I wrote a thread about BlackBerry vs. iPhone. It popped off and BBC asked me to join the NewsDay radio show to opine on news that BlackBerry was shutting off phone functionality on legacy devices.
Before doing my 5-minute segment, they introduced me as a “Canadian Technology Expert”.
I don’t know if they meant to say I am an expert of Canadian technology. Or if I am a technology expert who happens to be Canadian. Neither description is true LOL.
More hilariously, someone challenged me to say the phrase “encrypted wall of energy” — as a nod to Michael Saylor’s catchy definition of Bitcoin — during the interview. Mission accomplished.
Also, last week, I discussed the concept of “context collapse”. It’s the idea that when a piece of content intended for one audience ends up in front of another, fighting (and hilarity) ensues.
On cue: I typed up a (pretty clear) joke about how Apple has gained $2.7T of value under Tim Cook’s watch (but that he has only captured a fraction of it).
The quote RTs — almost all from audiences it wasn’t intended for — are amazing:
UK media is developing an affinity for my lowbrow content. And I’m here for it!
PS. To all the readers that replied to the last email, yes I’ll be writing a context collapse article.
Thoughts on Theranos
Last week, Elizabeth Holmes — the disgraced founder of Theranos — was convicted on 4 of 11 fraud charges related to her blood testing startup.
The best coverage of the case is from John Carreyrou, the WSJ reporter who broke open the Theranos fraud story. He wrote the popular book Bad Blood and created a must-listen podcast series reporting on the trial (Bad Blood: The Final Chapter).

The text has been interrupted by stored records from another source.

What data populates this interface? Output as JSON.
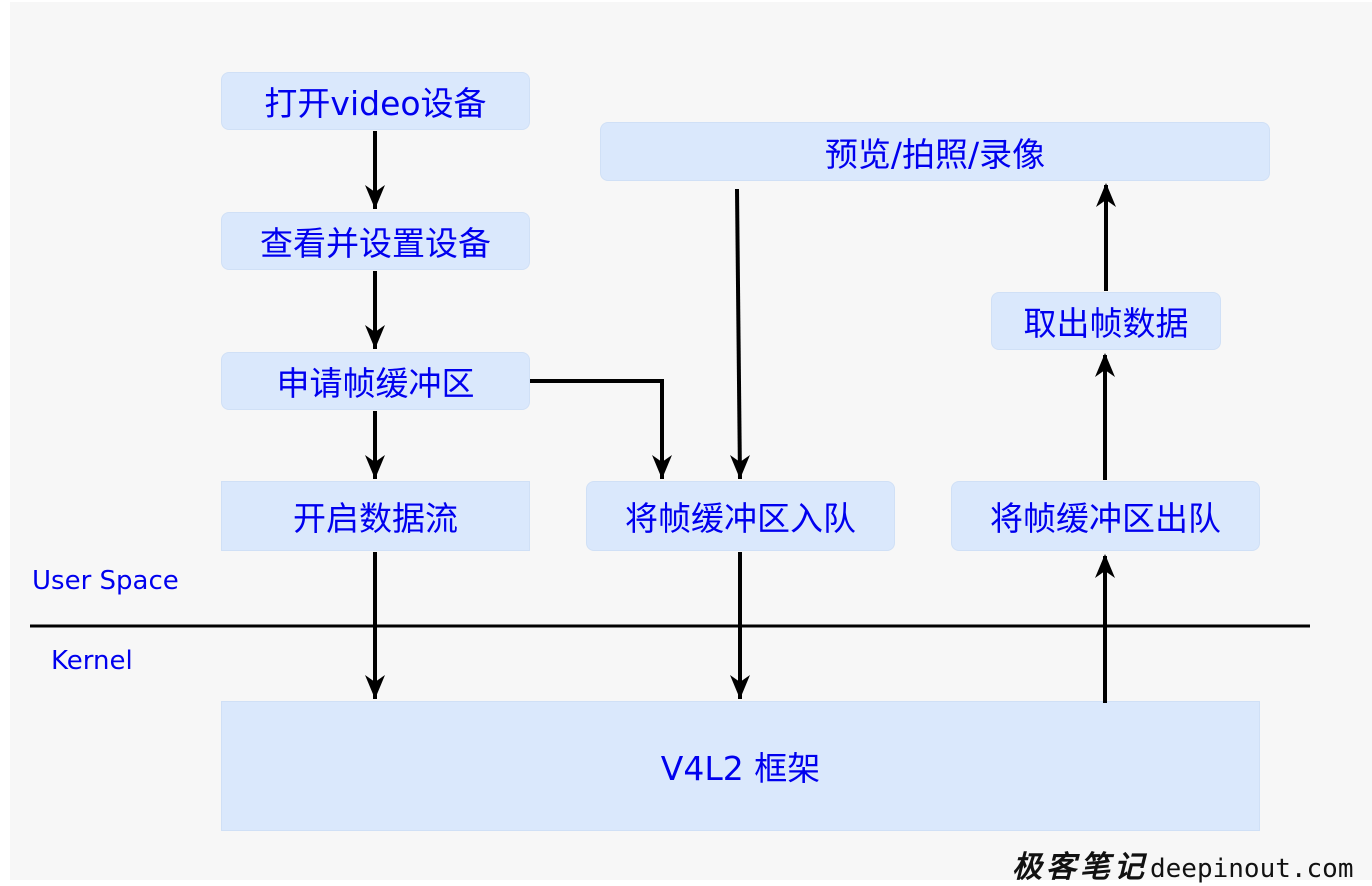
{
  "diagram": {
    "colors": {
      "box_fill": "#dae8fc",
      "text": "#0000ee",
      "arrow": "#000000",
      "background": "#f7f7f7"
    },
    "nodes": {
      "open_device": "打开video设备",
      "query_set_device": "查看并设置设备",
      "request_buffers": "申请帧缓冲区",
      "stream_on": "开启数据流",
      "queue_buffer": "将帧缓冲区入队",
      "dequeue_buffer": "将帧缓冲区出队",
      "fetch_frame": "取出帧数据",
      "preview_capture_record": "预览/拍照/录像",
      "v4l2_framework": "V4L2 框架"
    },
    "regions": {
      "user_space": "User Space",
      "kernel": "Kernel"
    },
    "edges": [
      {
        "from": "open_device",
        "to": "query_set_device"
      },
      {
        "from": "query_set_device",
        "to": "request_buffers"
      },
      {
        "from": "request_buffers",
        "to": "stream_on"
      },
      {
        "from": "request_buffers",
        "to": "queue_buffer"
      },
      {
        "from": "preview_capture_record",
        "to": "queue_buffer"
      },
      {
        "from": "stream_on",
        "to": "v4l2_framework"
      },
      {
        "from": "queue_buffer",
        "to": "v4l2_framework"
      },
      {
        "from": "v4l2_framework",
        "to": "dequeue_buffer"
      },
      {
        "from": "dequeue_buffer",
        "to": "fetch_frame"
      },
      {
        "from": "fetch_frame",
        "to": "preview_capture_record"
      }
    ]
  },
  "watermark": {
    "brand_cn": "极客笔记",
    "domain": "deepinout.com"
  }
}
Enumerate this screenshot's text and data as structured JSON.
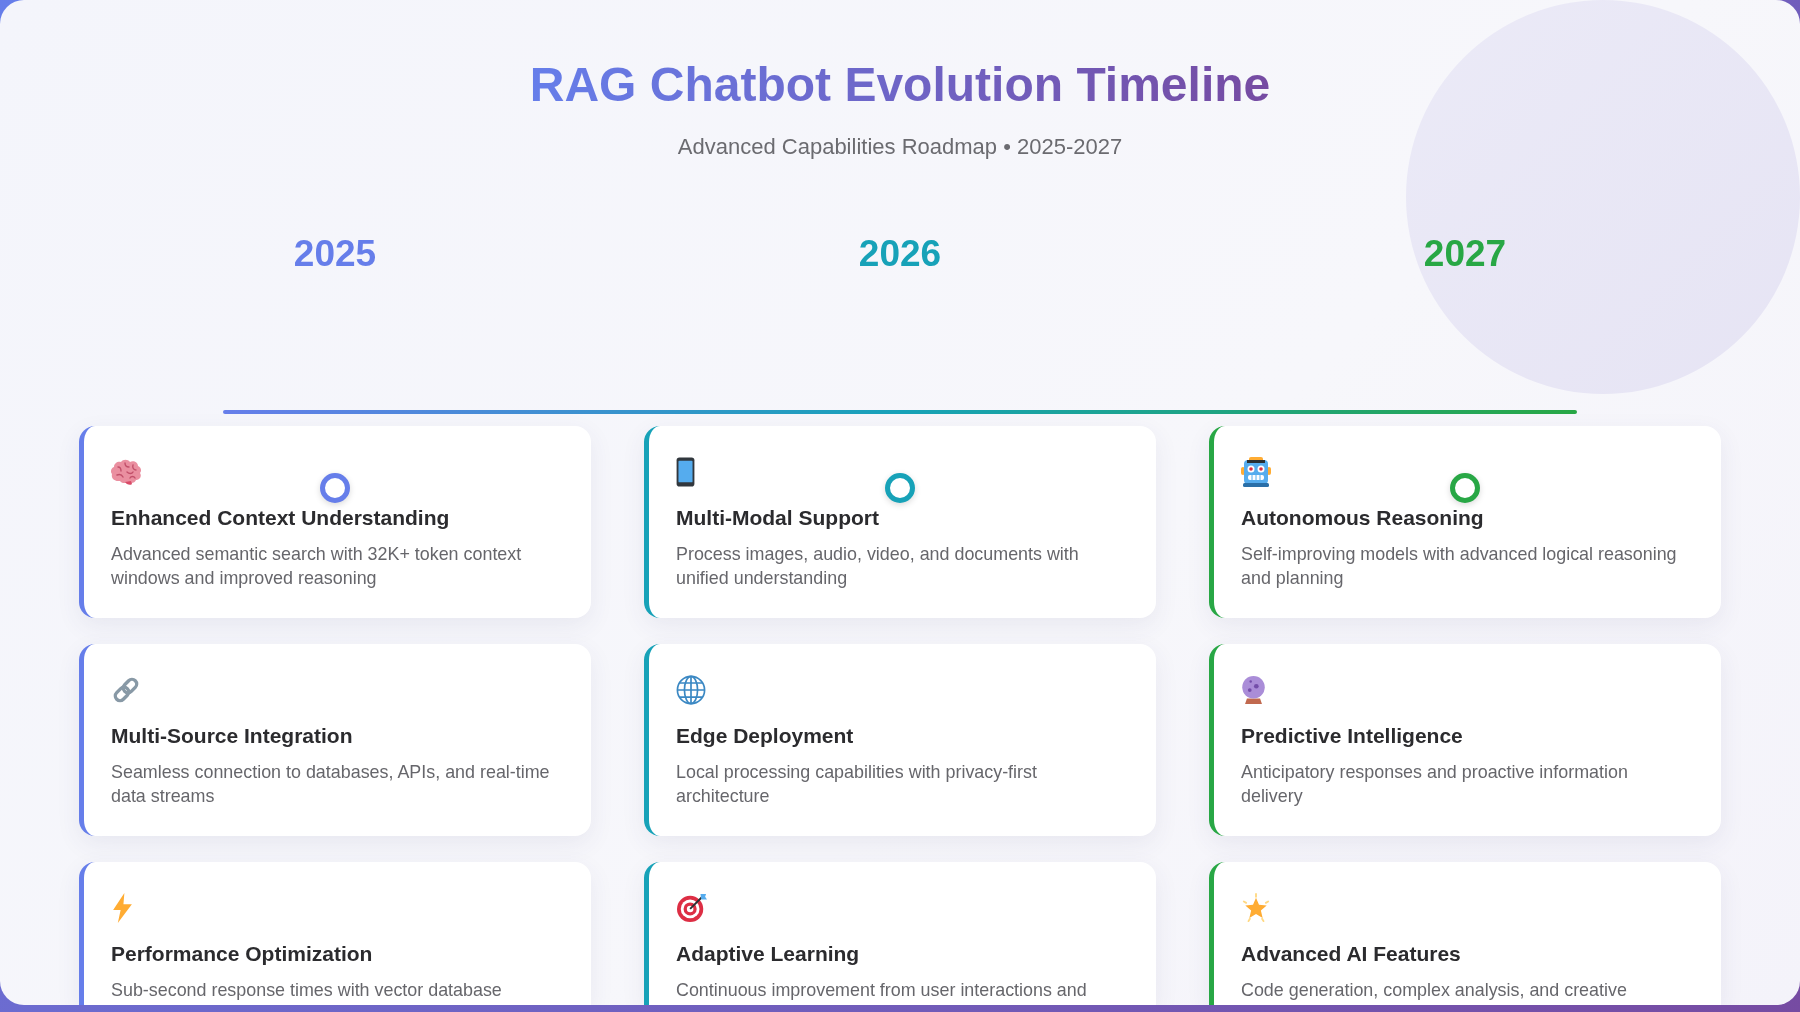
{
  "header": {
    "title": "RAG Chatbot Evolution Timeline",
    "subtitle": "Advanced Capabilities Roadmap • 2025-2027"
  },
  "timeline": {
    "phases": [
      {
        "year": "2025",
        "color": "#667eea",
        "features": [
          {
            "title": "Enhanced Context Understanding",
            "description": "Advanced semantic search with 32K+ token context windows and improved reasoning"
          },
          {
            "title": "Multi-Source Integration",
            "description": "Seamless connection to databases, APIs, and real-time data streams"
          },
          {
            "title": "Performance Optimization",
            "description": "Sub-second response times with vector database"
          }
        ]
      },
      {
        "year": "2026",
        "color": "#17a2b8",
        "features": [
          {
            "title": "Multi-Modal Support",
            "description": "Process images, audio, video, and documents with unified understanding"
          },
          {
            "title": "Edge Deployment",
            "description": "Local processing capabilities with privacy-first architecture"
          },
          {
            "title": "Adaptive Learning",
            "description": "Continuous improvement from user interactions and"
          }
        ]
      },
      {
        "year": "2027",
        "color": "#28a745",
        "features": [
          {
            "title": "Autonomous Reasoning",
            "description": "Self-improving models with advanced logical reasoning and planning"
          },
          {
            "title": "Predictive Intelligence",
            "description": "Anticipatory responses and proactive information delivery"
          },
          {
            "title": "Advanced AI Features",
            "description": "Code generation, complex analysis, and creative"
          }
        ]
      }
    ]
  }
}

In the final pod episode, he predicts that Holmes will get a 5+ year sentence and serve 3 years for good behaviour (conversely, he interviews a legal expert that expects no jail time for Holmes).
The most interesting exchange on the pod is with Tyler Shultz, the grandson of George Shultz, a former Theranos board member and the US Secretary of State under Reagan (1982-89). Tyler worked at Theranos and became a whistleblower, causing a huge rift with his grandfather (who fell under Holmes’s spell).
Tyler is semi-happy with the result:
“I just needed…at least one guilty verdict to be vindicated. So having four [guilty verdicts] was great. That was a win. I think it’s a little disappointing that all four [guilty verdicts] were related to the investor fraud and not to the patient fraud. Because, from my perspective…people like [Theranos colleague] Erica and I put our necks out on the line not to save Betsy DeVos’ $100m [investment] but to…save patients from potentially getting bad medical results.”
His grandfather never apologized for taking Holmes’ side (and passed away last year).
Prior to the pandemic, Tyler did meet George in person one last time. And the former Secretary of State seemed to acknowledge the reality of the Holmes situation:
“I went over to [George’s] house and he told me a story that during Fleet Week in San Francisco, when the Navy [brings the fleet], he invited Elizabeth to give a speech to US Navy sailors. And this is before she was exposed. I don’t know what the exact year was. He said that with tears in her eyes, she told this group of young men and women, that she was ‘honored and humbled that her life’s work would be saving the lives of US service men and women’. And he said, he just could not believe that anybody could get in front of these people who would be willing to lay down their lives for our country and lie to them as confidently and convincingly as she lied. And even though he never apologized for anything, this was kind of his way of saying, I understand the extent to which she was a fraudster. The extent to which she was a pathological liar.”
Here is the prototype blood-testing machine that Holmes used to raise a $30m Series B (the company would raise $700m+ total). Ugh.
Last thing. In September, I wrote a thread about the Theranos blood-testing technology (and why it failed):
See y’all next week!